Clausen isn’t the only former player that has kind things to say about the former head coach.
Another huge supporter? Former Irish quarterback Brady Quinn, who hits on a key evolutionary change that Weis will likely experience on his second tour of duty in major college football.
“I thought he was a great coach when I played for him, and I think he’s even better now,” said Denver Broncos backup quarterback Brady Quinn, who made a Heisman Trophy run under Weis at ND in 2006.
“I feel like he learned a lot in college, evolved as a coach. He realized that a 23-year-old NFL rookie is not the same animal as an 18-, 19-year-old freshman. That might be the biggest thing. I think he’ll be better at developing younger players now.”
The entire article really deserves reading, and also includes great quotes from Seahawks tight end John Carlson and Boston College linebacker Mark Herzlic, not to mentioned a wonderful tidbit about Weis visiting Tyrone Willingham’s 2004 Irish squad when he was still the Patriots’ offensive coordinator and the verbal undressing he gave to the Irish team during winter workouts.
I’ve probably been one of the more outspoken supporters of Charlie Weis, but it’s clear that the way he handled the Irish wasn’t the way to consistently field a winning team. Whether it was the early success Weis had with a veteran roster, he was never able to duplicate that with his own recruits, largely due to the lack of development time that trial-by-fire group in 2007 had.
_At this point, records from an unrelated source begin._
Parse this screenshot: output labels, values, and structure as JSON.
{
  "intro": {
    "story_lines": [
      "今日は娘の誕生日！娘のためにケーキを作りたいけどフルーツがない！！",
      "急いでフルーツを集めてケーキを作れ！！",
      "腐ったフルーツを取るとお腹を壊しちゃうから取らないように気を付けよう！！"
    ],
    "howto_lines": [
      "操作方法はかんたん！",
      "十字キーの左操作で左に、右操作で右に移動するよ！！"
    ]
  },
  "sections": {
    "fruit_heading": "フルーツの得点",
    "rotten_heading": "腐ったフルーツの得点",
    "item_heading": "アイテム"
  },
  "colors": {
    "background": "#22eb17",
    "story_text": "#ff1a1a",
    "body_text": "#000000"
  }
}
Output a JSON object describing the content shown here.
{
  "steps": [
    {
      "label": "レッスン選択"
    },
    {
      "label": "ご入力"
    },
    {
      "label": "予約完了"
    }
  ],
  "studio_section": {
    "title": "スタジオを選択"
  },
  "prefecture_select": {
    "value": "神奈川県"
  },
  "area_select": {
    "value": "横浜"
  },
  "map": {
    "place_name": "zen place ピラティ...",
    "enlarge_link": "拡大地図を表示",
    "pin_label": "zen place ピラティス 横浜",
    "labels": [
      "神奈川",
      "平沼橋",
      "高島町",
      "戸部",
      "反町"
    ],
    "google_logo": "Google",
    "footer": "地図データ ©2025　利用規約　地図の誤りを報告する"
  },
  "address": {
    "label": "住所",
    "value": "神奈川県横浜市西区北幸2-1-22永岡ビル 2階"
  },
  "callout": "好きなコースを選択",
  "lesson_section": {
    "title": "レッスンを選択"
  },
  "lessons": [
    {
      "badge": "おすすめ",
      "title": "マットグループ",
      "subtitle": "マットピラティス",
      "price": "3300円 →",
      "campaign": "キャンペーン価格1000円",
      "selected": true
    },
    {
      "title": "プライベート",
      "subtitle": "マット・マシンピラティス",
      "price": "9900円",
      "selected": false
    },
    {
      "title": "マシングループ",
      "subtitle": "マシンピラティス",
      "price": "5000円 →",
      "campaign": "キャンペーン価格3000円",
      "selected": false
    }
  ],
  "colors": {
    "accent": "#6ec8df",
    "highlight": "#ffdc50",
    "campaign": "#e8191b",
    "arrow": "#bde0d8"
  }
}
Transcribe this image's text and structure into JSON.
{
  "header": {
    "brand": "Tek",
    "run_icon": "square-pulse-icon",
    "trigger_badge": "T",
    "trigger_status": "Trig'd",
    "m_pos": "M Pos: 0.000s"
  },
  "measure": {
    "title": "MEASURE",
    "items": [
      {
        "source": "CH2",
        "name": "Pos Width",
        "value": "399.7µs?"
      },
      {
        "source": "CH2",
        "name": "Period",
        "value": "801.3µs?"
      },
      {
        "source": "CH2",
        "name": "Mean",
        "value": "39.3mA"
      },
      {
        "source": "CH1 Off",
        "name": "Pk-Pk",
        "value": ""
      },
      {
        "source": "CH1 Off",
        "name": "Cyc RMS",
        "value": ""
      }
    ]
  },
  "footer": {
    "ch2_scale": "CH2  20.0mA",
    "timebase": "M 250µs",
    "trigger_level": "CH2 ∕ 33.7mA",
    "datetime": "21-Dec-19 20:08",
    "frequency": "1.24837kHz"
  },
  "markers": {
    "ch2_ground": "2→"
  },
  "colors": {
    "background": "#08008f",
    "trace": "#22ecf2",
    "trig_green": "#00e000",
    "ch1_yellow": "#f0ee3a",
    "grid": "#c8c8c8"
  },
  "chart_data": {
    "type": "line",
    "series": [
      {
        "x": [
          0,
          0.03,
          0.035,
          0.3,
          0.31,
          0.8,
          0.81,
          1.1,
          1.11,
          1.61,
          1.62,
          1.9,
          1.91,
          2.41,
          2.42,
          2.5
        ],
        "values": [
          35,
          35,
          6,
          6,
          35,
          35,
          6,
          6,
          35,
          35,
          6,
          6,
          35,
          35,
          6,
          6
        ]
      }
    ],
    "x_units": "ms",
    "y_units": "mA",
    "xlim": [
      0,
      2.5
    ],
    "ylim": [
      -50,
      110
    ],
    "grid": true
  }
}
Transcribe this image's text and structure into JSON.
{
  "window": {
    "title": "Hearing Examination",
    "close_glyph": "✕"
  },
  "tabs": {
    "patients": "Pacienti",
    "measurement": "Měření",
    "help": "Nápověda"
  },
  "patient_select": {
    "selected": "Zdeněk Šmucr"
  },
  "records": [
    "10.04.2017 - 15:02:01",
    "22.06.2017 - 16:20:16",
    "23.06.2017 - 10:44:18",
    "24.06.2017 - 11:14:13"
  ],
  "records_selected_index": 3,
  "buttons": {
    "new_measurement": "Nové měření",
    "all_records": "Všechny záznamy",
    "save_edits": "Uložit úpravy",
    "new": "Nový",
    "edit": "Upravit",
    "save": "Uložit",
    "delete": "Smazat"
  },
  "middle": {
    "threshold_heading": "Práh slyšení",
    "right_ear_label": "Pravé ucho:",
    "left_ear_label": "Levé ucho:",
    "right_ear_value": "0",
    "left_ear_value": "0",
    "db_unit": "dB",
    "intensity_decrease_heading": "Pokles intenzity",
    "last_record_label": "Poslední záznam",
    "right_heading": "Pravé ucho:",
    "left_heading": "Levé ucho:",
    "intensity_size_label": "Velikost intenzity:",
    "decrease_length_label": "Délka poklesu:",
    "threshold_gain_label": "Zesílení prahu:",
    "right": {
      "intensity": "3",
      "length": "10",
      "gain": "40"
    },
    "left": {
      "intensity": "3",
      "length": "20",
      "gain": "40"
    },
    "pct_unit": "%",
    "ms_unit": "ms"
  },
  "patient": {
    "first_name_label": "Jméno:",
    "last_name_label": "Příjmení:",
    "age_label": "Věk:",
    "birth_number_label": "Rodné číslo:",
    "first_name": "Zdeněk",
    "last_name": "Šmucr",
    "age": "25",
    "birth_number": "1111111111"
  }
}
And while neither Clausen nor Weis delivered what they hoped to in South Bend, the book is far from closed on either of their careers. Clausen is too accurate of a passer to be the quarterback he was during his rookie season and Weis far to innovative offensively to be anything but great for Muschamp’s Gator staff. I guess only time will tell, but Hansen did a great job taking us down recent memory lane...